▶ _The task_: All lines with the word "this" are to be found and copied from the listing.

▶ _Extracted material_:

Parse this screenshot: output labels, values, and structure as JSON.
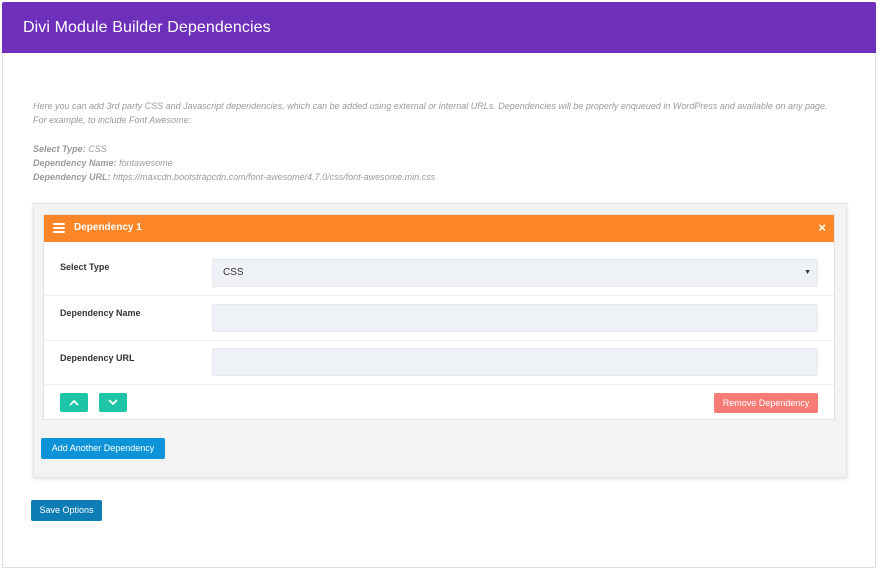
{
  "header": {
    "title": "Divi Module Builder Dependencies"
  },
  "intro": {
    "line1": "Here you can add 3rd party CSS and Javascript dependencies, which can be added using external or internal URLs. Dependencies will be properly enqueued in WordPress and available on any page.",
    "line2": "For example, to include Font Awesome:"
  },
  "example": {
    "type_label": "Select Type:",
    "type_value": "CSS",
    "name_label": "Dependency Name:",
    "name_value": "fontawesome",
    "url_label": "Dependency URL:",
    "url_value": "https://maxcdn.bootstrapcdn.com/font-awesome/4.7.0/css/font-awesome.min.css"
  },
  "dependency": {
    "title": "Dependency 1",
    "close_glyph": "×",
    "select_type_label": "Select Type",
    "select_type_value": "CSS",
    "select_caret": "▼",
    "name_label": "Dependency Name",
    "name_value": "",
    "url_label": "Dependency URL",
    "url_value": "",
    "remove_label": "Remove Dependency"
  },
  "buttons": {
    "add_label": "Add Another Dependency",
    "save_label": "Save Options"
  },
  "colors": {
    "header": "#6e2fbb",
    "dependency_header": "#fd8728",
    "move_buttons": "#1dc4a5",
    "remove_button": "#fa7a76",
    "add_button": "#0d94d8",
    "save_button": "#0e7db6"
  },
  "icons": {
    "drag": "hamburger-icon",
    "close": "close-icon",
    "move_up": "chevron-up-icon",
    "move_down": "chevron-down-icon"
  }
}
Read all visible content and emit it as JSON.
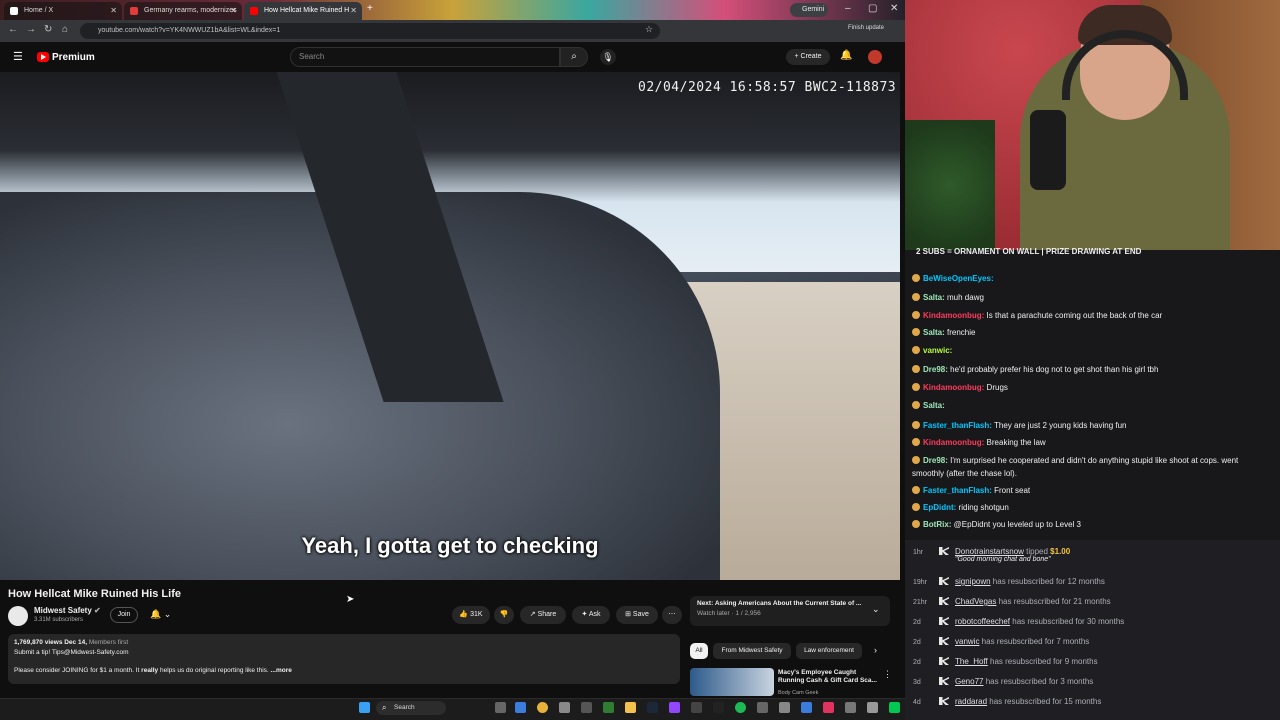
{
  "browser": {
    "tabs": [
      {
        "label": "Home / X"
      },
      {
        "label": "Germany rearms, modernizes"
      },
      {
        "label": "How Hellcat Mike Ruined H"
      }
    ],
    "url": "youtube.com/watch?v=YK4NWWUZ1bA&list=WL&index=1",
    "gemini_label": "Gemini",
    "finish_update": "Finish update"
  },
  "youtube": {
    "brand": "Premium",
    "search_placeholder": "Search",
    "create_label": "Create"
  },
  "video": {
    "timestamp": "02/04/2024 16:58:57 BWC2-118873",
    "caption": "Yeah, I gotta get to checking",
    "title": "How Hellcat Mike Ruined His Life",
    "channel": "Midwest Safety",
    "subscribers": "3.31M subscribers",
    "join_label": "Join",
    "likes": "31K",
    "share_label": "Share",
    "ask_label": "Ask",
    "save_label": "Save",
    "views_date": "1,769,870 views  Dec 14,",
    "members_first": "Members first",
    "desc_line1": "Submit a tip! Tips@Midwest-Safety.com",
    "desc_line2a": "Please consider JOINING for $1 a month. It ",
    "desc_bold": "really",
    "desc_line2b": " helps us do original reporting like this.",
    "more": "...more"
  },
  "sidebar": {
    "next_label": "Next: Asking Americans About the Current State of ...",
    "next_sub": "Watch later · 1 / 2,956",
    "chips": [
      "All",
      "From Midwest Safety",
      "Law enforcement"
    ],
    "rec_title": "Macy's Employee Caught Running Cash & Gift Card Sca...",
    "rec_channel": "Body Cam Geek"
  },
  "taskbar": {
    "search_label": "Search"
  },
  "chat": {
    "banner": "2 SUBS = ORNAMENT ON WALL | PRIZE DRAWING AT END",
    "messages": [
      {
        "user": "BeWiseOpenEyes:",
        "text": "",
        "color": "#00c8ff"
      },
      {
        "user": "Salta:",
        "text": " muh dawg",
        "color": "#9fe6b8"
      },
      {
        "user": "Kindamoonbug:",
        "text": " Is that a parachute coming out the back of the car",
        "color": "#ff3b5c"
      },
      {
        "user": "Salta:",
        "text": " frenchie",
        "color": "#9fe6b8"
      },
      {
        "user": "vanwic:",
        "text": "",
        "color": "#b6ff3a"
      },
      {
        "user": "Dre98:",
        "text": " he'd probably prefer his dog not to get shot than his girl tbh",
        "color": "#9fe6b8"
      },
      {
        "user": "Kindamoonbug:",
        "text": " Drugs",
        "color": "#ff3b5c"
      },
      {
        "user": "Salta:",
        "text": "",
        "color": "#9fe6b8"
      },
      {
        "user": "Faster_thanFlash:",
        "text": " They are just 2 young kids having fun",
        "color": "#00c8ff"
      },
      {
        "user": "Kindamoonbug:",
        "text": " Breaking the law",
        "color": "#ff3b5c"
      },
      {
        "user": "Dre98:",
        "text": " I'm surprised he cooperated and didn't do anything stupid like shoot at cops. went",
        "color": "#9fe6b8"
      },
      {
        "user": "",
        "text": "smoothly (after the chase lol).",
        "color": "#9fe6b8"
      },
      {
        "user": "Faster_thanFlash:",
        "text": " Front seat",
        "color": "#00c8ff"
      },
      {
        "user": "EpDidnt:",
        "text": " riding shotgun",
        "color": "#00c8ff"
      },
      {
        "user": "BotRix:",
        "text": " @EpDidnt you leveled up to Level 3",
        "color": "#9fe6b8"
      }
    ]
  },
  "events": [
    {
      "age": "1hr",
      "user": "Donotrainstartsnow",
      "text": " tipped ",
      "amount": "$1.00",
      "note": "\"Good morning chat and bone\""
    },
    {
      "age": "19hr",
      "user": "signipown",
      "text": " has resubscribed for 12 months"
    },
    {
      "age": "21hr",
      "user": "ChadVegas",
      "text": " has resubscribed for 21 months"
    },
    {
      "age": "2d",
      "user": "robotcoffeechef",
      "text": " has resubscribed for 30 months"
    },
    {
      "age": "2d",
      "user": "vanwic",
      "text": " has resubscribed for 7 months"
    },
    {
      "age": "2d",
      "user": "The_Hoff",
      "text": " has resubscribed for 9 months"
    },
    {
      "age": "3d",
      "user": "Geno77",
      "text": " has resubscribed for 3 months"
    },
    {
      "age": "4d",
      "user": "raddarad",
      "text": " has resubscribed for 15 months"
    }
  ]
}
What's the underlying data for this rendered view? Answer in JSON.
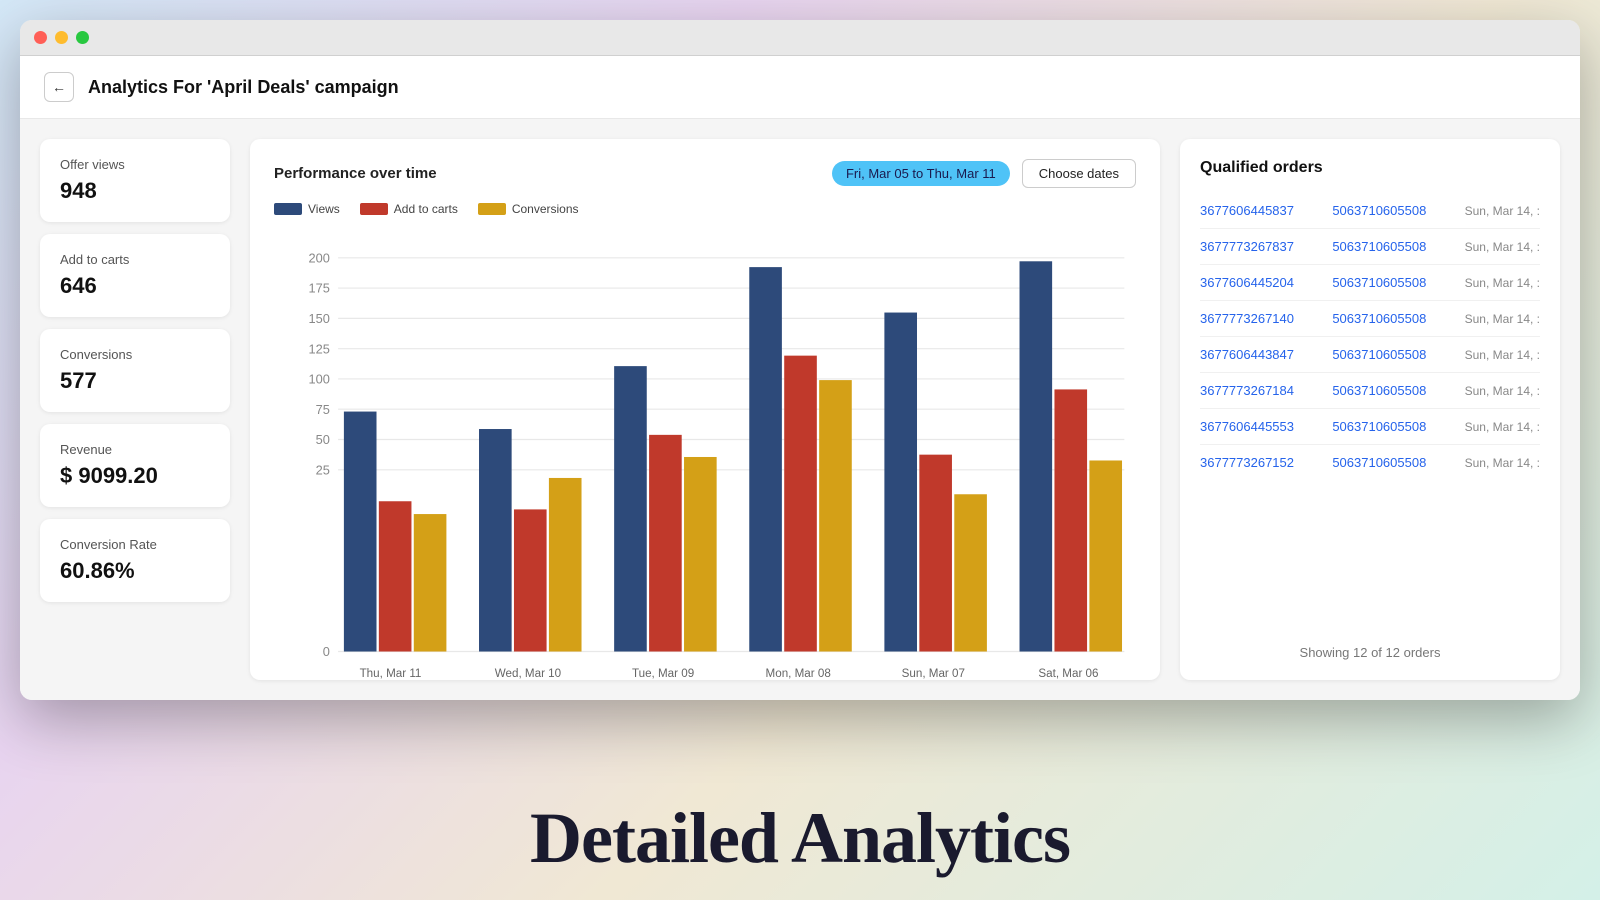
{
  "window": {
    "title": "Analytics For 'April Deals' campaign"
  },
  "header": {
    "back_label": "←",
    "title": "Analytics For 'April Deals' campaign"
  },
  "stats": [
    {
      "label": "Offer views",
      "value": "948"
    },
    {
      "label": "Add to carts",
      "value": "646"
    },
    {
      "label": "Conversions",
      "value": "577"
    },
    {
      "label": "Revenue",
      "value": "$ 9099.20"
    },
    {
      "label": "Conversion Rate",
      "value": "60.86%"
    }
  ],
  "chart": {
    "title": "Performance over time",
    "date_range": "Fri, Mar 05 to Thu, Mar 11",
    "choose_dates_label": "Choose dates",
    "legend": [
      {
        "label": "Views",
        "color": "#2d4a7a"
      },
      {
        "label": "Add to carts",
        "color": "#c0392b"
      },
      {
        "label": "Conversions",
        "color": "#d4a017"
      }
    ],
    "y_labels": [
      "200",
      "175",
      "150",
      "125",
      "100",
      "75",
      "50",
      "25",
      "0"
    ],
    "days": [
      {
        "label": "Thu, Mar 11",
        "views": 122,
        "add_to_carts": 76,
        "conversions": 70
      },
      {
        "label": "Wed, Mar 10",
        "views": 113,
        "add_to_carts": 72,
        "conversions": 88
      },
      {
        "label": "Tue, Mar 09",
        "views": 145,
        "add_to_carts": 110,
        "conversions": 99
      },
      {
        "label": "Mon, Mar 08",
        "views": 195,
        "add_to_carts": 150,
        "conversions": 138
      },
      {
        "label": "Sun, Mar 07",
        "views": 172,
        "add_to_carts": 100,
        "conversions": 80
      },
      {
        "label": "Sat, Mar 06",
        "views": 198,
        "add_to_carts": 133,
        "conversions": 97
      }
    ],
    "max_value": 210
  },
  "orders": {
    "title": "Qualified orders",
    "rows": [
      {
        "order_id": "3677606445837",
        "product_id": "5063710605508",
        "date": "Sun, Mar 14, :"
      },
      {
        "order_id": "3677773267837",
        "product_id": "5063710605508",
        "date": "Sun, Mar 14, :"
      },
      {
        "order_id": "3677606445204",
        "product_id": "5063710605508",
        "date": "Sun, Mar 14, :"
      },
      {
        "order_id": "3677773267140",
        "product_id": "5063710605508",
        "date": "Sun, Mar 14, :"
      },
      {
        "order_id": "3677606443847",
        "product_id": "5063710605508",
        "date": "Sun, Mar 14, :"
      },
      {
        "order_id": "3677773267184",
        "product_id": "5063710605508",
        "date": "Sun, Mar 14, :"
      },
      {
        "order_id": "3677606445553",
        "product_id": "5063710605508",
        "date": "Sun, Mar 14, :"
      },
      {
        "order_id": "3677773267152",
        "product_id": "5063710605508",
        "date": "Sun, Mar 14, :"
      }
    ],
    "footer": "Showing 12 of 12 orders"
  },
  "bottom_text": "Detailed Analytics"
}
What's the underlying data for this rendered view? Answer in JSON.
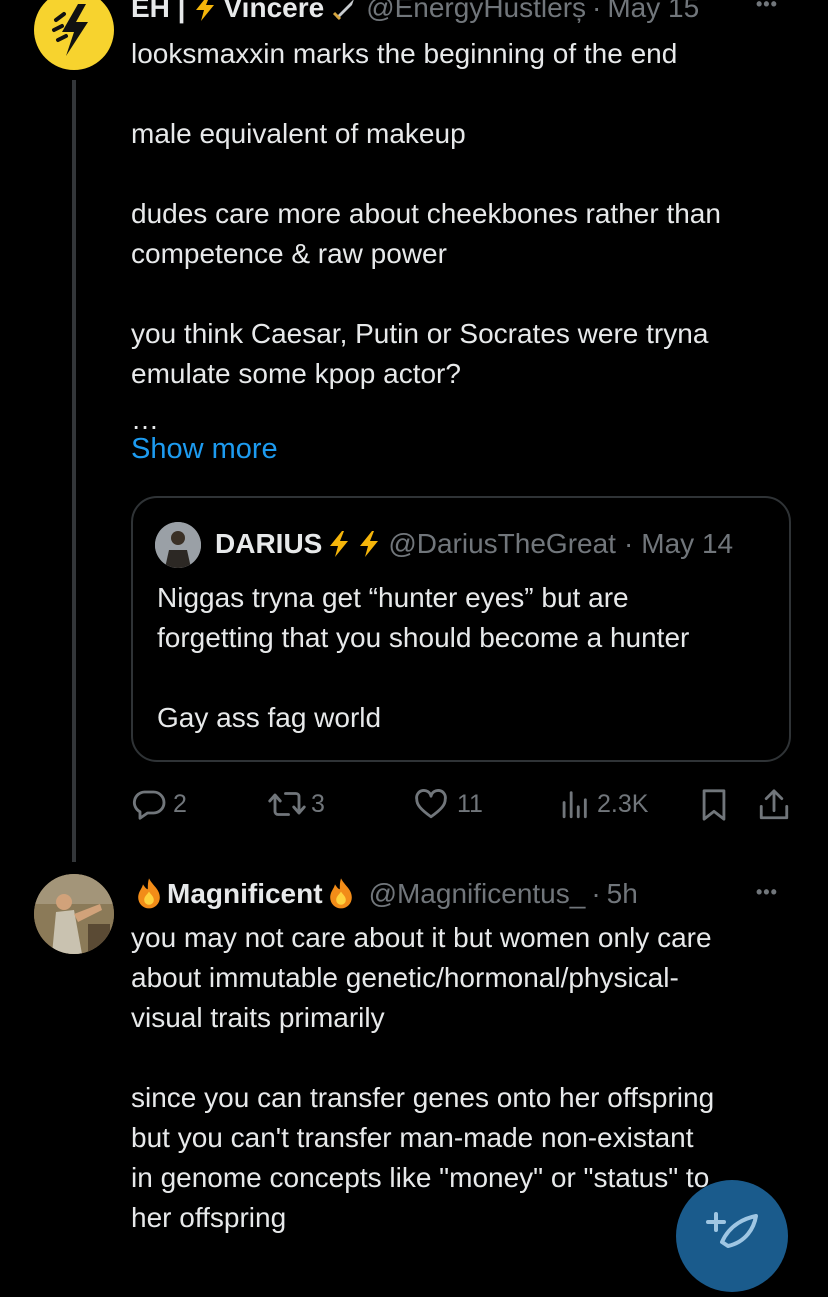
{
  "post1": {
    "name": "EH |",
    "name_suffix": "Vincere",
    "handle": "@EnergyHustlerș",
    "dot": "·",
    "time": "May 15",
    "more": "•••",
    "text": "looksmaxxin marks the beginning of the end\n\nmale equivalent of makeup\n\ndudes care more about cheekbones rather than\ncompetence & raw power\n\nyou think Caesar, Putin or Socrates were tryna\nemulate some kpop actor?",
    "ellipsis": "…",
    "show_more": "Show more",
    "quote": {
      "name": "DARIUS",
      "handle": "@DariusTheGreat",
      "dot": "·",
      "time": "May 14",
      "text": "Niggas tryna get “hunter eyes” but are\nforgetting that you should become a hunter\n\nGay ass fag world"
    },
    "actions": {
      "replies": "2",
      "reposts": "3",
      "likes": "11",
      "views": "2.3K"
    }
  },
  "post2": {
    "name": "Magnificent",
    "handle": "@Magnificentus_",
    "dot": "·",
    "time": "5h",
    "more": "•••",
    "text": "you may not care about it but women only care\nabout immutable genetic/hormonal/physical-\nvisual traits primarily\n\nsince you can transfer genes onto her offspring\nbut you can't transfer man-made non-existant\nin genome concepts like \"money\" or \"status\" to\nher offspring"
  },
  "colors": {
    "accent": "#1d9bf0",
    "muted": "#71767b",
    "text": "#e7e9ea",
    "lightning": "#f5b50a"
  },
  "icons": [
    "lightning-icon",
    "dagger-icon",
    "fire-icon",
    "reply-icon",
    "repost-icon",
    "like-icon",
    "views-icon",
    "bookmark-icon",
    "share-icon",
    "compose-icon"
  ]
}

▶ _Completed task_:
Parse this screenshot: output labels, values, and structure as JSON.
    "desc_line2b": " helps us do original reporting like this.",
What's the underlying data for this rendered view? Answer in JSON.
What's the underlying data for this rendered view? Answer in JSON.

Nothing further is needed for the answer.